I think Ladainian Tomlinson said it best in a recent Maxim interview:
Maxim: What do you think about Eli Manning refusing to play for the Chargers?
LD: It's insulting. And mark my words, it's going to come back on him. You start thinking about a guy like Pat Tillman, who turned down millions to go fight for his country. Then you think about Eli crying about where he wants to play football, and it just puts everything in perspective.
Tomlinson said it right, everyone has lost perspective. What was once supposed to be an ultimate privilege is becoming something increasingly taken for granted by some athletes. If you ask me, it's a shame and disservice to the game and all the fans that help pay their salary that would give almost anything to change positions with them. Their act is getting old.
"What he did extremely well, he was able to throw his curveball for a strike at any count," outfielder Johnny Damon said. "The kid has some pretty good stuff."
In his last combined nine innings against the NY Yankees and the Boston Red Sox he has one run surrendered, five hits, six base on balls, and thirteen K's. Met fans could have been watching him pitch, but instead we are relegated to Heilman and are wondering if Zambrano needs TJ surgery. Unreal.
"The biggest problem over there is you've got the inmates running the asylum," Ojeda said from his home in Rumson, N.J. "Ownership has got to let the players know the door is now closed to them. Go play and shut up.

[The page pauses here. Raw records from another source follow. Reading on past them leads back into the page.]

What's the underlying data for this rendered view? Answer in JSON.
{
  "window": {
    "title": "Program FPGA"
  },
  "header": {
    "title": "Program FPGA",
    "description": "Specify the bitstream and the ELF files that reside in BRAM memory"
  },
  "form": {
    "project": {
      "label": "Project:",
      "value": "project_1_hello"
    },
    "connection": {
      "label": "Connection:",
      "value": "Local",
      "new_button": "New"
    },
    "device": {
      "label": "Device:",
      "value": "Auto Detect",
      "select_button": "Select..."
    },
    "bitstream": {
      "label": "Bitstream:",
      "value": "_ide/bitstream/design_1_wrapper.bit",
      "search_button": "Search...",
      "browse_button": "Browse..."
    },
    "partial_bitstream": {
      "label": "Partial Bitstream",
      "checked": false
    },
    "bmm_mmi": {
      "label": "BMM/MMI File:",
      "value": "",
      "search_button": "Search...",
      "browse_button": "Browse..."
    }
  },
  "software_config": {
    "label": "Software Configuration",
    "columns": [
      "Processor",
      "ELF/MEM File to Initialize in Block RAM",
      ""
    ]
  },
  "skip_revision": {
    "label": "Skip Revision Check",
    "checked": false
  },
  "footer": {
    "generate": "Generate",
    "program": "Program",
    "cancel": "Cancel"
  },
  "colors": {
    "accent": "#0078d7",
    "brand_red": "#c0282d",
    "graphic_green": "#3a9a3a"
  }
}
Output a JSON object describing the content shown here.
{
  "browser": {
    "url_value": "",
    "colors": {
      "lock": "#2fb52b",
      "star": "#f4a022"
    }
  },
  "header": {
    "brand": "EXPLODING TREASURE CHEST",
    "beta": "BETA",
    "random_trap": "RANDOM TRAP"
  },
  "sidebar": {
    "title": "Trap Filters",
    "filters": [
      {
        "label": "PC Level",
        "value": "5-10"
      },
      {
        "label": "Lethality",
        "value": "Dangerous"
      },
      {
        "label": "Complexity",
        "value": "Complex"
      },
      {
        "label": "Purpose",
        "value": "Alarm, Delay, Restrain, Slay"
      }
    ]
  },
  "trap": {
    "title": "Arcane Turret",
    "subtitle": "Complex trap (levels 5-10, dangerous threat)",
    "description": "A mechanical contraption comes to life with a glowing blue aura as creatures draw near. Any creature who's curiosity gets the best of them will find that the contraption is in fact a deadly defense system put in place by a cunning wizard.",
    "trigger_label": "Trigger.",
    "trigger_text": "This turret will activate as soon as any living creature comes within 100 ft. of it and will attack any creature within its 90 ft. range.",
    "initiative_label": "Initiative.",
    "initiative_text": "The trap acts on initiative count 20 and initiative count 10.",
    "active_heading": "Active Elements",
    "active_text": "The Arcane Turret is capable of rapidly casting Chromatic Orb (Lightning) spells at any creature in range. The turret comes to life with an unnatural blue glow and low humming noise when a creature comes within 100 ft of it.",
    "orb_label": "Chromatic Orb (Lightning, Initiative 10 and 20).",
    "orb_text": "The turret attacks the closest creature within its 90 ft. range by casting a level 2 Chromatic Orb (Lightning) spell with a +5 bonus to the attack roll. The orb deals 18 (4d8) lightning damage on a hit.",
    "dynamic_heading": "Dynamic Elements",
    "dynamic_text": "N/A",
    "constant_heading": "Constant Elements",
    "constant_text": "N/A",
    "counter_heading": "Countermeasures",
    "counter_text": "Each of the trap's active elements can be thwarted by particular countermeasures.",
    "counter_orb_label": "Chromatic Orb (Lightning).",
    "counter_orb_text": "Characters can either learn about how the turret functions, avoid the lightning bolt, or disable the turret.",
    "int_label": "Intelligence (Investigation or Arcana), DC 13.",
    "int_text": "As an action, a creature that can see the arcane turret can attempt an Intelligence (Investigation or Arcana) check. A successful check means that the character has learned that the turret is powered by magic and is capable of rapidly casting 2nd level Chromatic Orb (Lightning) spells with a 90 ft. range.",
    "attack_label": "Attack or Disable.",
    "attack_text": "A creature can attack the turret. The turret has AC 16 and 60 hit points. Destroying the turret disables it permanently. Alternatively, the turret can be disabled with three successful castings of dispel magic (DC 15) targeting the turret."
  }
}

"It's gone on for too long and it has killed the chemistry there. That's why they need to make wholesale changes. Art Howe wasn't a good fit, but if you keep this same cast of characters and just change the bus driver, you've still got a mess."
Finally someone said it besides the fans. Some of the crusty veterans must walk the plank and it starts with Leiter and Franco.